But what is happening to the role of justice in Wisconsin with the blending of very costly campaigns that blur into political races should concern all of us.  The end result is not a better court system, but instead a fractured and deteriorated one. 

That we have allowed supreme court races to become multimillion dollar slugfests is undermining the way justice is conducted on the high court.  After all, the Supreme Court  has refused to adopt a rule on when specific campaign contributions should trigger recusals from cases that are pending before the justices.  That we even need to talk about such issues should send a clear signal that something is wrong, and a remedy is required.

My concern is that the rule of law, and the elevated stature of the judiciary are in jeopardy.  These are  important matters to consider.  I do not think just anyone should be allowed to place their name on the ballot, raise huge amounts of money from special interest sources, and manipulate the voters with never-ending TV commercials.  Justice should not be so easily manipulated.

This may smack some as elitist.  To them I ask they answer two concerns I have.

First, should the style that we witnessed this past November when electing Congress be a model for the way we elect a member to the supreme court? 

Second, does a slick series of ads from faceless contributors with deep pockets mean the candidate has the necessary skills or ethics to well serve the public, or the letter of the law?

I do not feel that those who think it is ‘their right’ to elect supreme court justices ever ponder the larger questions of process and ethics.

Therefore I am in complete agreement with what the WSJ penned today.

Then there’s the state Supreme Court race, which is shaping up to be another mud bath featuring millions of dollars in attack ads soiling the high court’s image. It’s a terrible way to select our top judges, who unlike other elected officials are supposed to be impartial and insulated from public influence.

For now, Wisconsin is stuck with its badly flawed judicial elections.

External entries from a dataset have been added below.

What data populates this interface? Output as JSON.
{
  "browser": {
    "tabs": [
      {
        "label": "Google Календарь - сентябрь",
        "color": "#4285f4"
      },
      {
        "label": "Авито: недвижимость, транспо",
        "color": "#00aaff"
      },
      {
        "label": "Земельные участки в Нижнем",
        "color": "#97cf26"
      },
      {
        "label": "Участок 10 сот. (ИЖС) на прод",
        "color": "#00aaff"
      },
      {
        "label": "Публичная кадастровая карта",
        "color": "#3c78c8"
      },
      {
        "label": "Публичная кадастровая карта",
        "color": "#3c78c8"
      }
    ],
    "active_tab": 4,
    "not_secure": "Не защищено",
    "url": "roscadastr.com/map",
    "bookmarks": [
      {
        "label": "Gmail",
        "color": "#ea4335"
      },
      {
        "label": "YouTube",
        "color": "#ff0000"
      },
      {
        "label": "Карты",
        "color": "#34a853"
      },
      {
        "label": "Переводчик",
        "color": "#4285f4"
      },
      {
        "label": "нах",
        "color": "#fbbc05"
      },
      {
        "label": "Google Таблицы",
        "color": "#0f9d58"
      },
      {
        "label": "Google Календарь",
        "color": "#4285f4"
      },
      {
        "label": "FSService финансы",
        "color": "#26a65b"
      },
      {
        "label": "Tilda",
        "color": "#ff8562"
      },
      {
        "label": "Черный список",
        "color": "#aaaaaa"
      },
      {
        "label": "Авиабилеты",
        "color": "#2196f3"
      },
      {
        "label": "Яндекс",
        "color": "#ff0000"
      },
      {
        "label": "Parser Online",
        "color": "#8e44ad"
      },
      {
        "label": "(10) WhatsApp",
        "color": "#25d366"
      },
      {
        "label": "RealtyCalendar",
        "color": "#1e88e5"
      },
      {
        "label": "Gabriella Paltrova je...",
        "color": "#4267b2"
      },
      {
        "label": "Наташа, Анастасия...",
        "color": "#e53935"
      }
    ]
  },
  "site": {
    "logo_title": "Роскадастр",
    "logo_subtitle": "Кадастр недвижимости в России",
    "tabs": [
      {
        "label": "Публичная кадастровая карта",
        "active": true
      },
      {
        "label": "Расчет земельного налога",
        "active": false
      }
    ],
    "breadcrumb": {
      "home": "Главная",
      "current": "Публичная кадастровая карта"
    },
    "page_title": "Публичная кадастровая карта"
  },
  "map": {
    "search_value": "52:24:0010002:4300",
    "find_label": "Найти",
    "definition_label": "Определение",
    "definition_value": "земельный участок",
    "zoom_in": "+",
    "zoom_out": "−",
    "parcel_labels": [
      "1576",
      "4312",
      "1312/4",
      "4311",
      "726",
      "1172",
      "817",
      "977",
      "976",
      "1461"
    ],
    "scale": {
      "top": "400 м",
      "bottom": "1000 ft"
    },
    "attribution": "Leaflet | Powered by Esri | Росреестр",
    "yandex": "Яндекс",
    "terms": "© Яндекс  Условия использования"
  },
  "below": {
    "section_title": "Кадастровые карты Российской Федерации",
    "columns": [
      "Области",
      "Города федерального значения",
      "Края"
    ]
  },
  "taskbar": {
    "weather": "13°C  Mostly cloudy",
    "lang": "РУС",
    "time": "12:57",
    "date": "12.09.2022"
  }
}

And it’s hard to see how public financing of campaigns will change much, given that special interest groups can still spend whatever they want.

There is a way to correct the problems which comes from electing justices.   That would be just stop electing them!

We should strongly consider, and then implement the merit selection system for placing a judge on the high court.

There are different ways that merit selection can work.  But the process could start with a nonpartisan group that would recommend names for the court.  Then either the governor or legislature might make the selection.  After a set number of years the voters could then vote yes or no on retaining that person for another term. 

What appeals to me so very much is the idea that the first step in the process would insure that only highly qualified and thoughtful names would be advanced.  The ones with low ethical standards that do not mesh with our ideals, or those without intelligence that reflects our needs would be weeded out. 

The likes of  Annette Ziegler or a  Michael Gableman would never surface when the goal is to have the best and brightest serve. 

To allow for the corroded electoral process of electing justices to continue does not serve the greater good, or live up to the standards of justice that we (hopefully) were taught in civics class.